(Exercise material begins)

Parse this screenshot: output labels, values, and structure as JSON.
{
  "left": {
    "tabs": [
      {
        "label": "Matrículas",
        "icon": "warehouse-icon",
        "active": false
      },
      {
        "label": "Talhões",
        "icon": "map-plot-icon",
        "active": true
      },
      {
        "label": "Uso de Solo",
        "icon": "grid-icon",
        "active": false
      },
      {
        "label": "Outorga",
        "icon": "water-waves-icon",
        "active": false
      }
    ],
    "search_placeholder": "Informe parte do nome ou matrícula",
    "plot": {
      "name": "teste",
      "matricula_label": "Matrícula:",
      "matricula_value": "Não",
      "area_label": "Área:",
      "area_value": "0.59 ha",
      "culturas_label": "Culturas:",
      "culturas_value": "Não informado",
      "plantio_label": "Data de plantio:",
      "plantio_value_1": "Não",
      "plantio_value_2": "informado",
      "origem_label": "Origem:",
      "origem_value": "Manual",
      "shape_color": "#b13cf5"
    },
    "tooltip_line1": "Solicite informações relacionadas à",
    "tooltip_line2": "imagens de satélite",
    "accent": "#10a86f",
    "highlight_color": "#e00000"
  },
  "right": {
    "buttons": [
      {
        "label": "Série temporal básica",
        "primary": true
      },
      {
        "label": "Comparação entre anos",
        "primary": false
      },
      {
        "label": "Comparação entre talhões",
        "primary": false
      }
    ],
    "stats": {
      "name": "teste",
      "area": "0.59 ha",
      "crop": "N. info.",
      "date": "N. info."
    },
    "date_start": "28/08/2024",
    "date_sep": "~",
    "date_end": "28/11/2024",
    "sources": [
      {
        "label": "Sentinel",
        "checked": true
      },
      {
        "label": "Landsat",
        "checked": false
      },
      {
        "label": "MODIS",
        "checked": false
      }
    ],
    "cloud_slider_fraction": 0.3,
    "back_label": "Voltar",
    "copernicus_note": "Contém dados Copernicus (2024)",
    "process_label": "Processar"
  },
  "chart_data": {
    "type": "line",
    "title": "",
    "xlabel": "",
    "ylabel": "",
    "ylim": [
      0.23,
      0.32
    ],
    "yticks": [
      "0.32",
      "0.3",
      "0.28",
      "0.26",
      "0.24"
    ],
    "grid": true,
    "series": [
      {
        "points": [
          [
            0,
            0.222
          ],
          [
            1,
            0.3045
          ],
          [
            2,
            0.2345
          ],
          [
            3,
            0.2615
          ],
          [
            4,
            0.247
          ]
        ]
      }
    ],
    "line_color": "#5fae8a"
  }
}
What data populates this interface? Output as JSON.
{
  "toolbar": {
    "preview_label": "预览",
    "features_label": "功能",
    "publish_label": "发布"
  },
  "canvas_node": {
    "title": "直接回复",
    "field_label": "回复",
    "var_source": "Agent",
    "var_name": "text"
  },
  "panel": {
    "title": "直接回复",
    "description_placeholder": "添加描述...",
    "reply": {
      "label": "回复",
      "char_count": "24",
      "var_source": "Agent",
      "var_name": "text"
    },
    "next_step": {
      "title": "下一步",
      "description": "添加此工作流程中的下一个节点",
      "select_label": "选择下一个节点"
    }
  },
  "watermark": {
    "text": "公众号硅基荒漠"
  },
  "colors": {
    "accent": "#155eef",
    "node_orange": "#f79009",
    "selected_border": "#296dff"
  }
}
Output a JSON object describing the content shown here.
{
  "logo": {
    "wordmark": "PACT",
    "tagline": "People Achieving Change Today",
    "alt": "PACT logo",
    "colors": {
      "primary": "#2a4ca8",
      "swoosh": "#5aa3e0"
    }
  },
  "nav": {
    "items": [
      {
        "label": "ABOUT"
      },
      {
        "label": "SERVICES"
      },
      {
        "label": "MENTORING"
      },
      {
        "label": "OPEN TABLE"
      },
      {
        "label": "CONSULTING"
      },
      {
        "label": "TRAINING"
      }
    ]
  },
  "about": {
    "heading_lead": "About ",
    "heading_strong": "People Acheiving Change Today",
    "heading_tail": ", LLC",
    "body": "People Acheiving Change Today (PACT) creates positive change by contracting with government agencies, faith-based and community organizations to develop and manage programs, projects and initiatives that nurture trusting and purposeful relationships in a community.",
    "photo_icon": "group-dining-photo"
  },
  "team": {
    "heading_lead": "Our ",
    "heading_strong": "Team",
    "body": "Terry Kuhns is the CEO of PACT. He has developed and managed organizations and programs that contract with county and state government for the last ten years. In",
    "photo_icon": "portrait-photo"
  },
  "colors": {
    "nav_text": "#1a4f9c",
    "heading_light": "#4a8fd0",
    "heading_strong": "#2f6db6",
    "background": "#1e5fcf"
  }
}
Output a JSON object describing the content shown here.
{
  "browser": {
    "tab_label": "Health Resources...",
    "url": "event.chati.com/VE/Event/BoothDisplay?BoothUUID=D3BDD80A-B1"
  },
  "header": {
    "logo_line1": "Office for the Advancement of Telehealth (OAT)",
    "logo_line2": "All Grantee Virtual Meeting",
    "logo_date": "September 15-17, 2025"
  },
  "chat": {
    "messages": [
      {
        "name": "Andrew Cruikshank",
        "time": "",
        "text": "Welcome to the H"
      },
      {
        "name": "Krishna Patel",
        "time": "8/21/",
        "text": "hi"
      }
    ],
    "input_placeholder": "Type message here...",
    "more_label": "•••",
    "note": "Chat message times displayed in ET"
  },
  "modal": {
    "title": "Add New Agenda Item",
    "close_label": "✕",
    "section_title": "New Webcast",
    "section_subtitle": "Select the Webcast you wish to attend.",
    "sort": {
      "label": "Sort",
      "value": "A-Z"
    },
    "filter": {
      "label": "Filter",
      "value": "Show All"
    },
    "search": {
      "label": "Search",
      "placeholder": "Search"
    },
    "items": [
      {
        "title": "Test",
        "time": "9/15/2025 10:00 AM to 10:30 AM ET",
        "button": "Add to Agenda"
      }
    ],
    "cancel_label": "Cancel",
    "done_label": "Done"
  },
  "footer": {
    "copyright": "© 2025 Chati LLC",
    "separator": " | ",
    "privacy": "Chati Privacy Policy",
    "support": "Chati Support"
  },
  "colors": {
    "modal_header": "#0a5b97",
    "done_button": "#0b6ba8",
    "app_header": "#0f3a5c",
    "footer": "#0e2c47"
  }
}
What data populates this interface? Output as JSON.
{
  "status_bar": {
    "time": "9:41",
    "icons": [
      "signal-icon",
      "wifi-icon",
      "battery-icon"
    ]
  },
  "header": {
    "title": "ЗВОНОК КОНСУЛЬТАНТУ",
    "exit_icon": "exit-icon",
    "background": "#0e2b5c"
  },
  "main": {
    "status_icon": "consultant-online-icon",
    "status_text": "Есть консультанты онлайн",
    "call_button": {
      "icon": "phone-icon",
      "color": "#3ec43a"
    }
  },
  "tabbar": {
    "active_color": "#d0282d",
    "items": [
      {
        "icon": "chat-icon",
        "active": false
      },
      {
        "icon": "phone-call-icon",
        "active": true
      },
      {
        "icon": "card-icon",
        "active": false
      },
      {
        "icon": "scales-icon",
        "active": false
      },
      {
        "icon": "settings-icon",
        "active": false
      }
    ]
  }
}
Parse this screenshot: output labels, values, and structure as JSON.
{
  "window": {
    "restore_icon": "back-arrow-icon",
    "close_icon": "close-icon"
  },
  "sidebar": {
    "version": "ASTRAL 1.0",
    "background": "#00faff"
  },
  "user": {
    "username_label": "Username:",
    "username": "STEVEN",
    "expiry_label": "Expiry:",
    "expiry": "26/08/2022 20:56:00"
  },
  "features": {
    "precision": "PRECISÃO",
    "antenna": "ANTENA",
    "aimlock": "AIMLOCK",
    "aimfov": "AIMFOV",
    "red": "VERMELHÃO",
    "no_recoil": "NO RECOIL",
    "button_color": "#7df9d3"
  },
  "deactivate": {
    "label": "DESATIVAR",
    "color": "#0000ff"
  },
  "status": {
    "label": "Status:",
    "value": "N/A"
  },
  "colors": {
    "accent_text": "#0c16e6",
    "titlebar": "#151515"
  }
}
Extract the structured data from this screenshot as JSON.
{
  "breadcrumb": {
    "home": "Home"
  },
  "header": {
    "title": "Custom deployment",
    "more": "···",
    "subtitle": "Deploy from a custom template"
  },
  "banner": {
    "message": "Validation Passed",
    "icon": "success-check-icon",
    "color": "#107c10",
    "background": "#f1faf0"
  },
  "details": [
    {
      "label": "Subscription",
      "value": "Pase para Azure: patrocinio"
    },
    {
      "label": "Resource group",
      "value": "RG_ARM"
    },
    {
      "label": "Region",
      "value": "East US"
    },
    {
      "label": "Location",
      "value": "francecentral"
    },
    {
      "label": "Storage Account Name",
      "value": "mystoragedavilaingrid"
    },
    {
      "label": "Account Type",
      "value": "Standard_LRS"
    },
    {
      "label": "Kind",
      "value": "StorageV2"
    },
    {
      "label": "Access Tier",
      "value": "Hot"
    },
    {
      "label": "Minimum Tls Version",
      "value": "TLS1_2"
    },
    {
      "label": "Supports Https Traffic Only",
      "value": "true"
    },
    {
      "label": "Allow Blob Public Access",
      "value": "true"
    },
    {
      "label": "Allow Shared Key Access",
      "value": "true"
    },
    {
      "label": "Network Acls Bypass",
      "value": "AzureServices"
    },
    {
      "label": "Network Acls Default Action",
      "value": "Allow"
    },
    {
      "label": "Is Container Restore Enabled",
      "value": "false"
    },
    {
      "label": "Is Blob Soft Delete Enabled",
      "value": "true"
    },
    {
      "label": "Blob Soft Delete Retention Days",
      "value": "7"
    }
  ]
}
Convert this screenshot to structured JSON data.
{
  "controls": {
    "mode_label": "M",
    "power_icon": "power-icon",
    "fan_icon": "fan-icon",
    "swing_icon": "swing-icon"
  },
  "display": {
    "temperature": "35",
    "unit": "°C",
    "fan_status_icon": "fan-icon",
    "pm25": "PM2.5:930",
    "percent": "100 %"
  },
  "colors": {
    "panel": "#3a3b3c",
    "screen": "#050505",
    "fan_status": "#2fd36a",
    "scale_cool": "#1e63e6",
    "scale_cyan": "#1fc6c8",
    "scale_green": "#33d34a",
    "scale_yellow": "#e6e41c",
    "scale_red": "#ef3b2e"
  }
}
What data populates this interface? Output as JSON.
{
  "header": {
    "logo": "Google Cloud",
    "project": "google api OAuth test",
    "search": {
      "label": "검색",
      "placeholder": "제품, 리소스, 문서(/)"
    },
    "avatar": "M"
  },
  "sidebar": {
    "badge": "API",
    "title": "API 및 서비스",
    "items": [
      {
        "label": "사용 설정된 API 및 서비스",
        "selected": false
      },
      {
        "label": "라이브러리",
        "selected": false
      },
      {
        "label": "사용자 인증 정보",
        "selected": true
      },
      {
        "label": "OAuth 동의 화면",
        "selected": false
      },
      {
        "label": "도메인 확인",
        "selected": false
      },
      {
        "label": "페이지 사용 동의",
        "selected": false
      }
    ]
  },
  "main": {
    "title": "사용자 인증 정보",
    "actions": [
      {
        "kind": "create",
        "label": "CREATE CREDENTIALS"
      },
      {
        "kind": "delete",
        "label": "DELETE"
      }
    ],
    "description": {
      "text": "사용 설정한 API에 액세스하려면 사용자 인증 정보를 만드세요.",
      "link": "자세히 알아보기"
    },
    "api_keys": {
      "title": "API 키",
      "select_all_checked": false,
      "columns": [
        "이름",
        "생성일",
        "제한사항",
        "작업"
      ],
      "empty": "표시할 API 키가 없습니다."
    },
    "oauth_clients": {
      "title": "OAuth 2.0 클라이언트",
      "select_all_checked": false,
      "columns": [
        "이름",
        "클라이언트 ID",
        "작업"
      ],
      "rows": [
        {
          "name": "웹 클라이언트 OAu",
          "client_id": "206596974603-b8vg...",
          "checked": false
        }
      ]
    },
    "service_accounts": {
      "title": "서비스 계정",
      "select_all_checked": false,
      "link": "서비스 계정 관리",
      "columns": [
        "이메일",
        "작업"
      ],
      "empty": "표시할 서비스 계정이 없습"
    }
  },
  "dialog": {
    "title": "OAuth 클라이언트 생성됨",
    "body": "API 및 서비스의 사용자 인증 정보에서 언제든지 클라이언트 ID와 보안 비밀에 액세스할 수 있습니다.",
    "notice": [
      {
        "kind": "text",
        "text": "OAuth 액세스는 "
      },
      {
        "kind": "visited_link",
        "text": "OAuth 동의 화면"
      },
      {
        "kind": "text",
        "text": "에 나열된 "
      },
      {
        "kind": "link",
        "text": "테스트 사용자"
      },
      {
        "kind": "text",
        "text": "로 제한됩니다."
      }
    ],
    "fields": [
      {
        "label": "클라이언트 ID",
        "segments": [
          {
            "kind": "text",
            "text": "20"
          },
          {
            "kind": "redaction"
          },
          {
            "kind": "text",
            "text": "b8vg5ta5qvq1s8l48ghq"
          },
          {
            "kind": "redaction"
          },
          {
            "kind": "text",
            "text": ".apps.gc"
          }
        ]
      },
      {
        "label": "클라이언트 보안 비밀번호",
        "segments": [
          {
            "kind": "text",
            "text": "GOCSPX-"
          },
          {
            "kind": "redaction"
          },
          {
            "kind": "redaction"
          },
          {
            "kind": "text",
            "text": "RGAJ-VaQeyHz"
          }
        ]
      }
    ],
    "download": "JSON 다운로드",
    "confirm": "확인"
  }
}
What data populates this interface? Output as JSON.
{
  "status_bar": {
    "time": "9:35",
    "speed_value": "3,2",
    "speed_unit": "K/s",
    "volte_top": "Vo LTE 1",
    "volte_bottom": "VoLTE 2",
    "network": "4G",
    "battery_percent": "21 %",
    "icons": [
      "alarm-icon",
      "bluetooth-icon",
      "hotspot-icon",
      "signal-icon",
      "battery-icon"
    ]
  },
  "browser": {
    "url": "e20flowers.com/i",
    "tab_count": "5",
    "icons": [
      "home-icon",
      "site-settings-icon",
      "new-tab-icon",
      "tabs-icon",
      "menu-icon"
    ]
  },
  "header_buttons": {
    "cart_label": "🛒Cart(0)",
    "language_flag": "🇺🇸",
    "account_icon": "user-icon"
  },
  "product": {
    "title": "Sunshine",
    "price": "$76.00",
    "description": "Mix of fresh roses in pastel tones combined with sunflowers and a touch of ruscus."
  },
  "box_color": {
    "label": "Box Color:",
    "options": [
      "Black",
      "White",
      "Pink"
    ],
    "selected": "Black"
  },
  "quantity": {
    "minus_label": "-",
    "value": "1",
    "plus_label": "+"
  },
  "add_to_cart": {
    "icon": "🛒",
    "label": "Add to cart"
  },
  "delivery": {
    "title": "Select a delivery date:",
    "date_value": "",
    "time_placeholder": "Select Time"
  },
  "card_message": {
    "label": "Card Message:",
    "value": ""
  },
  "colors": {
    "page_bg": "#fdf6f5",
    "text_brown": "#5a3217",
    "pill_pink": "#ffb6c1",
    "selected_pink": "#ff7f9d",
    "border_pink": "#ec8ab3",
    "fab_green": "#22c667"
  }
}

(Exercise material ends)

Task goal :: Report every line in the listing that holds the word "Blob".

Solution for this exercise ::
      "label": "Allow Blob Public Access",
      "label": "Is Blob Soft Delete Enabled",
      "label": "Blob Soft Delete Retention Days",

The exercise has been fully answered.